The Federal Reserve intervened on Monday, saying it would buy the loans that banks make, a way to nudge hesitant lenders.
By creating a backstop on the loans, the Fed is giving the banks an incentive and freeing up more of their cash for lending.
Many Democrats hope to use the coronavirus crisis as an opportunity to accomplish long-sought leftwing policy goals unrelated or only tangentially related to the disease. They may push for a broader bill that would go beyond the increased funding for the small business program. As a result, it is unclear a stand-alone vote on the paycheck program will make it through the Democratic-run House.
With Congress adjourned except for perfunctory pro-forma sessions, a vote to fund the payroll program would require either the unanimous consent of all lawmakers or a simple voice vote without a formal roll call. There could be objections.

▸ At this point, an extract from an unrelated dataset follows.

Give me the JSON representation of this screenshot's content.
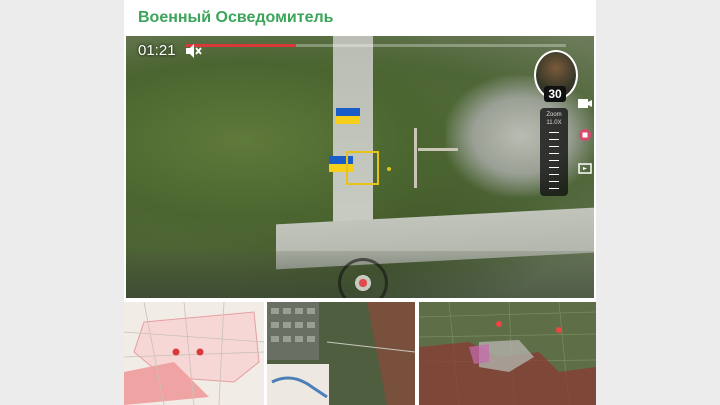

House minority leader, Rep. Kevin McCarthy, R-Ca., backed McConnell’s effort for a smaller, discrete infusion for the small business program. “The House should move swiftly to do the same,” he said in a statement.
But the overture sets up a showdown with Democrats led by Sen. Chuck Schumer of New York who on Tuesday called for up to $25,000 “heroes” pay for frontline health care and service industry workers.
Schumer declared the pay hike for nurses, truck drivers grocery store clerks and others the “highest priority.”
Bigger corporations would be expected to foot the bill for the pay hike, he said, while the federal government would provide funding for smaller firms.
The House bill is expected to include the small business boost alongside another round of $1,200 direct payments, unemployment benefits and food stamp assistance. Some Democrats, including freshman class president Rep. Joe Neguse, D-Colo., are also seeking as much as $250 billion to smaller municipalities that face mounting costs to care for sick Americans and shore up their own economies.
The shifting dynamics from the political leaders are stark amid what officials warn could be one of the toughest weeks for the country, as the number of confirmed cases and deaths climbs.
The House gaveled in for a perfunctory pro forma session with Rep. Brad Sherman, D-Ca., presiding — wearing a face mask sewn by his young daughter.
This would be the fourth package from Congress since the start of the virus outbreak. Two initial efforts were followed by the third last month, which was by far the largest, the most ambitious of its kind in U.S. history.
–The Associated Press contributed to this report.